Bob Zoeller writes "The switch to hematite as the primary type of ore came in the Korean war due to the demand drying up other natural ores. The source I found said that pelletizing came into play in the 60's and 70's. I worked for a big player in pelletizing plants, Allis-Chalmers, though I did not work in that group, and in addition to the Iron Range, they did a lot near the Artic Circle in Sweden, so imports from that area could certainly be pellets."

Jamie Bothwell, who claims geologic training, concurs with Bob Netzloff's statement "So if I had to say, I'd say that hematite is probably more common that magnetite everywhere."

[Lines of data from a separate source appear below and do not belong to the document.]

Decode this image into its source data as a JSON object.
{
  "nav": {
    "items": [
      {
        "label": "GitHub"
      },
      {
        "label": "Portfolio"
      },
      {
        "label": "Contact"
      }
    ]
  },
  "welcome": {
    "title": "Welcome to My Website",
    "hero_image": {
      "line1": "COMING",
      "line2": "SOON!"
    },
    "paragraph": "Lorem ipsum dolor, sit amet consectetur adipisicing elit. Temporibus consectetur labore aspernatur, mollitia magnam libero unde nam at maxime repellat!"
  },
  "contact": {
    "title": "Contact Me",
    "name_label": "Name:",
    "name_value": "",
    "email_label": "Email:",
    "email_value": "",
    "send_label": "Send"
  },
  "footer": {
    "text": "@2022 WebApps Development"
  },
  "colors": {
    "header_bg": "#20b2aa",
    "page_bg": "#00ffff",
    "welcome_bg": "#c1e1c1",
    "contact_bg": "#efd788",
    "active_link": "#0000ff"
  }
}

As for modeling ore loads, Bob Netzlof writes "I'd make them some shade of red oxide, because everybody knows that iron ore is red. The shade of red could be as dark as what Grumbacher calls Mars Violet, as bright as Venetian Red or Indian Red. I would make all the ore in one train the same shade of red. As I understand it, the ore suppliers took pains to blend ore at or near the mine(s) so that it had a constant iron content throughout a shipment and perhaps even over multiple shipments. (By shipment, I meant a boatload, which I think would be several trainloads.) While variety is often nice, the steel mill's furnace superintendent would become unhappy were he to receive 20 cars of this analysis, 15 cars of that, 19 cars of something else, and so on."

For HO modelers, both Dave Hopson and Ken McCorry recommend Woodland Scenics ore, which is available in two grades.


The wonderful cast of the "PRR-talk" list, with special thanks to Ben Hom, Dave Hopson, Ken McCorry, Bob Zoeller.

The Pennsy, various issues, as noted.

The Ore Train (video), Penn Valley Pictures.

Trains magazine, various issues, as noted.